- Try it: Your answer should be the full listing, copied word for word.
^^^^^^^^
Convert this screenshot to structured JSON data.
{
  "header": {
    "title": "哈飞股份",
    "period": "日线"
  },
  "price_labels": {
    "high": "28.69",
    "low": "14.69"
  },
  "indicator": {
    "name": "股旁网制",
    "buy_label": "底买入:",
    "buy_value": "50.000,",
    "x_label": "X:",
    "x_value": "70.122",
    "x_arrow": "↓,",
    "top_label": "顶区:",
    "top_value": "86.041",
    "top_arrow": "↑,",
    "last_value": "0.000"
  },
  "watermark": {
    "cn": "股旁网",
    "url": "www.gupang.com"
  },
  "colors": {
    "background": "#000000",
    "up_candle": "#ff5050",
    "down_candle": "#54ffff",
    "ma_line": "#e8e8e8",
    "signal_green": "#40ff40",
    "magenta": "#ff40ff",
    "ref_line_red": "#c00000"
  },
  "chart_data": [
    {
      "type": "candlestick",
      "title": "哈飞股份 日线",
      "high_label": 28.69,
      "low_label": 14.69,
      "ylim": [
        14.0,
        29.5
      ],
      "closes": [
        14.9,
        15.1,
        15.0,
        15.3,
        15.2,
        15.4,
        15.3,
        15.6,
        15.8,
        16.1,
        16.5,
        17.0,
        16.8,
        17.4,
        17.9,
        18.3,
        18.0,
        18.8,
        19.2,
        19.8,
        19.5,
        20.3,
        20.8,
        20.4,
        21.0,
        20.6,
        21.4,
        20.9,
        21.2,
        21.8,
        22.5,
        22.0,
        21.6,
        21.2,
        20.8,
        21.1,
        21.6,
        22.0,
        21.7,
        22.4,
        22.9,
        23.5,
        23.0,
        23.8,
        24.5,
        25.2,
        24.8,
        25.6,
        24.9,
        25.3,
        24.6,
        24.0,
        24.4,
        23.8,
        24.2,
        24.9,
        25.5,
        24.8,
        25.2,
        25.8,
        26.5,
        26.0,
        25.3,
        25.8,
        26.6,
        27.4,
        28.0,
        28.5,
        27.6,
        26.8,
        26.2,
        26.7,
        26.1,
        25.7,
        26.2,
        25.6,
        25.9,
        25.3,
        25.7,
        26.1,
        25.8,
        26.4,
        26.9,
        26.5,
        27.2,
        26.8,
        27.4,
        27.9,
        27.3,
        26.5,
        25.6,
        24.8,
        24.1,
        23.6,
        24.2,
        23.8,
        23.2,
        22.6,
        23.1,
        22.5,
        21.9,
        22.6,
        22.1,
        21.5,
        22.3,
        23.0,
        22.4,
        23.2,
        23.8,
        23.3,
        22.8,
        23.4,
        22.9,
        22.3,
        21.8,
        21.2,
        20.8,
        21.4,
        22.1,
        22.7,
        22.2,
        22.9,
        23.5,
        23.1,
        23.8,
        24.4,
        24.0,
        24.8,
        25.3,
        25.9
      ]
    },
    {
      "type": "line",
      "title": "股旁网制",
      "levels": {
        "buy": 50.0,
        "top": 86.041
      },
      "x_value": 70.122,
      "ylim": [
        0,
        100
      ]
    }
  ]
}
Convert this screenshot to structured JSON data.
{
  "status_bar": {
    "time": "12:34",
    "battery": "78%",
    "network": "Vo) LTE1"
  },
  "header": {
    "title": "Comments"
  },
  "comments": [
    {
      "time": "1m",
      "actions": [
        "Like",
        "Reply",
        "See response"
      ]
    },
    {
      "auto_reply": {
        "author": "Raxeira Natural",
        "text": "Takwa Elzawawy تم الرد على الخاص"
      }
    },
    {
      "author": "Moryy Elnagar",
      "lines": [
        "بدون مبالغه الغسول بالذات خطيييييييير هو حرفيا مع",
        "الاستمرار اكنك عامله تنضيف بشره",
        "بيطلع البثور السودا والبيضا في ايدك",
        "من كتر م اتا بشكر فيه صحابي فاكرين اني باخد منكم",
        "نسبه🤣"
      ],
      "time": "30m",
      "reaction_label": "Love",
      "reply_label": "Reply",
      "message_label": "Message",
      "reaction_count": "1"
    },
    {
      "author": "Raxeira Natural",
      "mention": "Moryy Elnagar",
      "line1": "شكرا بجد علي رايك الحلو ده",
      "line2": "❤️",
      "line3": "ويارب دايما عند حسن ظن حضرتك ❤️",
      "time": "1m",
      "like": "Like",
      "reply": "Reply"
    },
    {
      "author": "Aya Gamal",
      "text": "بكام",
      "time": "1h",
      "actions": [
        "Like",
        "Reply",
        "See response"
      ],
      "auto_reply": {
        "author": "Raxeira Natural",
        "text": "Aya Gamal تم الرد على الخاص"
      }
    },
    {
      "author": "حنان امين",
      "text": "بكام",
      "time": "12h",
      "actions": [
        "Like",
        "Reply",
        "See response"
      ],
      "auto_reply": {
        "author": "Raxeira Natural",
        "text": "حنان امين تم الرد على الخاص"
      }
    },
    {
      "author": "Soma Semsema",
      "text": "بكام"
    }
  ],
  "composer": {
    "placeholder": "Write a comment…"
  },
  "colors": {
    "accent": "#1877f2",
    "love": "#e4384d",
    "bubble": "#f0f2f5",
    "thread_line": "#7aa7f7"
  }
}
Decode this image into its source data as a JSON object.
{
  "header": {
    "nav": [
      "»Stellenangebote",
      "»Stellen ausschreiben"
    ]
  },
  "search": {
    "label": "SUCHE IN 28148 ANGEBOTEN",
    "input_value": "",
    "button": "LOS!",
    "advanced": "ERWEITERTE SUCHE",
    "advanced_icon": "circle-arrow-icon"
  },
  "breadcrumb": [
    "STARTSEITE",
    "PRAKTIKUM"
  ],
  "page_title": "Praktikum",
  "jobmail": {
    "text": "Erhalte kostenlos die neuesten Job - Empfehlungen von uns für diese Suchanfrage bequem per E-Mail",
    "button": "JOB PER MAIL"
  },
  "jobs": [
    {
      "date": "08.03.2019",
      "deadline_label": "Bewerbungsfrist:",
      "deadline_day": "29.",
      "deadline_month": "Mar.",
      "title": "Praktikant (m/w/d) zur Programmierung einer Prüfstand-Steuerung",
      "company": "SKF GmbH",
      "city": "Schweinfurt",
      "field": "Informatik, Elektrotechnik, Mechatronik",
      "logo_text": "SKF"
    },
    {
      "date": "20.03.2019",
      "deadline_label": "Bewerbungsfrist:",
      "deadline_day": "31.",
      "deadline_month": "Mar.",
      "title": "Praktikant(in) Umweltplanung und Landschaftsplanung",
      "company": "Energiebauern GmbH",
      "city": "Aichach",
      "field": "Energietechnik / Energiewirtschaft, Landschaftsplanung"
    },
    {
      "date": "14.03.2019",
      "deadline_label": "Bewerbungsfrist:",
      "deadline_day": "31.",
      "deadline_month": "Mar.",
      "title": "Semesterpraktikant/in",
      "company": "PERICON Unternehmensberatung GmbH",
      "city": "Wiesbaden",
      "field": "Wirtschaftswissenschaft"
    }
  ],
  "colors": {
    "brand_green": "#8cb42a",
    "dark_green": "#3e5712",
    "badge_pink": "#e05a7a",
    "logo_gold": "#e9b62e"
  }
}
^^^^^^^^
- Finished exercise:
Convert this screenshot to structured JSON data.
{
  "header": {
    "title": "哈飞股份",
    "period": "日线"
  },
  "price_labels": {
    "high": "28.69",
    "low": "14.69"
  },
  "indicator": {
    "name": "股旁网制",
    "buy_label": "底买入:",
    "buy_value": "50.000,",
    "x_label": "X:",
    "x_value": "70.122",
    "x_arrow": "↓,",
    "top_label": "顶区:",
    "top_value": "86.041",
    "top_arrow": "↑,",
    "last_value": "0.000"
  },
  "watermark": {
    "cn": "股旁网",
    "url": "www.gupang.com"
  },
  "colors": {
    "background": "#000000",
    "up_candle": "#ff5050",
    "down_candle": "#54ffff",
    "ma_line": "#e8e8e8",
    "signal_green": "#40ff40",
    "magenta": "#ff40ff",
    "ref_line_red": "#c00000"
  },
  "chart_data": [
    {
      "type": "candlestick",
      "title": "哈飞股份 日线",
      "high_label": 28.69,
      "low_label": 14.69,
      "ylim": [
        14.0,
        29.5
      ],
      "closes": [
        14.9,
        15.1,
        15.0,
        15.3,
        15.2,
        15.4,
        15.3,
        15.6,
        15.8,
        16.1,
        16.5,
        17.0,
        16.8,
        17.4,
        17.9,
        18.3,
        18.0,
        18.8,
        19.2,
        19.8,
        19.5,
        20.3,
        20.8,
        20.4,
        21.0,
        20.6,
        21.4,
        20.9,
        21.2,
        21.8,
        22.5,
        22.0,
        21.6,
        21.2,
        20.8,
        21.1,
        21.6,
        22.0,
        21.7,
        22.4,
        22.9,
        23.5,
        23.0,
        23.8,
        24.5,
        25.2,
        24.8,
        25.6,
        24.9,
        25.3,
        24.6,
        24.0,
        24.4,
        23.8,
        24.2,
        24.9,
        25.5,
        24.8,
        25.2,
        25.8,
        26.5,
        26.0,
        25.3,
        25.8,
        26.6,
        27.4,
        28.0,
        28.5,
        27.6,
        26.8,
        26.2,
        26.7,
        26.1,
        25.7,
        26.2,
        25.6,
        25.9,
        25.3,
        25.7,
        26.1,
        25.8,
        26.4,
        26.9,
        26.5,
        27.2,
        26.8,
        27.4,
        27.9,
        27.3,
        26.5,
        25.6,
        24.8,
        24.1,
        23.6,
        24.2,
        23.8,
        23.2,
        22.6,
        23.1,
        22.5,
        21.9,
        22.6,
        22.1,
        21.5,
        22.3,
        23.0,
        22.4,
        23.2,
        23.8,
        23.3,
        22.8,
        23.4,
        22.9,
        22.3,
        21.8,
        21.2,
        20.8,
        21.4,
        22.1,
        22.7,
        22.2,
        22.9,
        23.5,
        23.1,
        23.8,
        24.4,
        24.0,
        24.8,
        25.3,
        25.9
      ]
    },
    {
      "type": "line",
      "title": "股旁网制",
      "levels": {
        "buy": 50.0,
        "top": 86.041
      },
      "x_value": 70.122,
      "ylim": [
        0,
        100
      ]
    }
  ]
}
Convert this screenshot to structured JSON data.
{
  "status_bar": {
    "time": "12:34",
    "battery": "78%",
    "network": "Vo) LTE1"
  },
  "header": {
    "title": "Comments"
  },
  "comments": [
    {
      "time": "1m",
      "actions": [
        "Like",
        "Reply",
        "See response"
      ]
    },
    {
      "auto_reply": {
        "author": "Raxeira Natural",
        "text": "Takwa Elzawawy تم الرد على الخاص"
      }
    },
    {
      "author": "Moryy Elnagar",
      "lines": [
        "بدون مبالغه الغسول بالذات خطيييييييير هو حرفيا مع",
        "الاستمرار اكنك عامله تنضيف بشره",
        "بيطلع البثور السودا والبيضا في ايدك",
        "من كتر م اتا بشكر فيه صحابي فاكرين اني باخد منكم",
        "نسبه🤣"
      ],
      "time": "30m",
      "reaction_label": "Love",
      "reply_label": "Reply",
      "message_label": "Message",
      "reaction_count": "1"
    },
    {
      "author": "Raxeira Natural",
      "mention": "Moryy Elnagar",
      "line1": "شكرا بجد علي رايك الحلو ده",
      "line2": "❤️",
      "line3": "ويارب دايما عند حسن ظن حضرتك ❤️",
      "time": "1m",
      "like": "Like",
      "reply": "Reply"
    },
    {
      "author": "Aya Gamal",
      "text": "بكام",
      "time": "1h",
      "actions": [
        "Like",
        "Reply",
        "See response"
      ],
      "auto_reply": {
        "author": "Raxeira Natural",
        "text": "Aya Gamal تم الرد على الخاص"
      }
    },
    {
      "author": "حنان امين",
      "text": "بكام",
      "time": "12h",
      "actions": [
        "Like",
        "Reply",
        "See response"
      ],
      "auto_reply": {
        "author": "Raxeira Natural",
        "text": "حنان امين تم الرد على الخاص"
      }
    },
    {
      "author": "Soma Semsema",
      "text": "بكام"
    }
  ],
  "composer": {
    "placeholder": "Write a comment…"
  },
  "colors": {
    "accent": "#1877f2",
    "love": "#e4384d",
    "bubble": "#f0f2f5",
    "thread_line": "#7aa7f7"
  }
}
Decode this image into its source data as a JSON object.
{
  "header": {
    "nav": [
      "»Stellenangebote",
      "»Stellen ausschreiben"
    ]
  },
  "search": {
    "label": "SUCHE IN 28148 ANGEBOTEN",
    "input_value": "",
    "button": "LOS!",
    "advanced": "ERWEITERTE SUCHE",
    "advanced_icon": "circle-arrow-icon"
  },
  "breadcrumb": [
    "STARTSEITE",
    "PRAKTIKUM"
  ],
  "page_title": "Praktikum",
  "jobmail": {
    "text": "Erhalte kostenlos die neuesten Job - Empfehlungen von uns für diese Suchanfrage bequem per E-Mail",
    "button": "JOB PER MAIL"
  },
  "jobs": [
    {
      "date": "08.03.2019",
      "deadline_label": "Bewerbungsfrist:",
      "deadline_day": "29.",
      "deadline_month": "Mar.",
      "title": "Praktikant (m/w/d) zur Programmierung einer Prüfstand-Steuerung",
      "company": "SKF GmbH",
      "city": "Schweinfurt",
      "field": "Informatik, Elektrotechnik, Mechatronik",
      "logo_text": "SKF"
    },
    {
      "date": "20.03.2019",
      "deadline_label": "Bewerbungsfrist:",
      "deadline_day": "31.",
      "deadline_month": "Mar.",
      "title": "Praktikant(in) Umweltplanung und Landschaftsplanung",
      "company": "Energiebauern GmbH",
      "city": "Aichach",
      "field": "Energietechnik / Energiewirtschaft, Landschaftsplanung"
    },
    {
      "date": "14.03.2019",
      "deadline_label": "Bewerbungsfrist:",
      "deadline_day": "31.",
      "deadline_month": "Mar.",
      "title": "Semesterpraktikant/in",
      "company": "PERICON Unternehmensberatung GmbH",
      "city": "Wiesbaden",
      "field": "Wirtschaftswissenschaft"
    }
  ],
  "colors": {
    "brand_green": "#8cb42a",
    "dark_green": "#3e5712",
    "badge_pink": "#e05a7a",
    "logo_gold": "#e9b62e"
  }
}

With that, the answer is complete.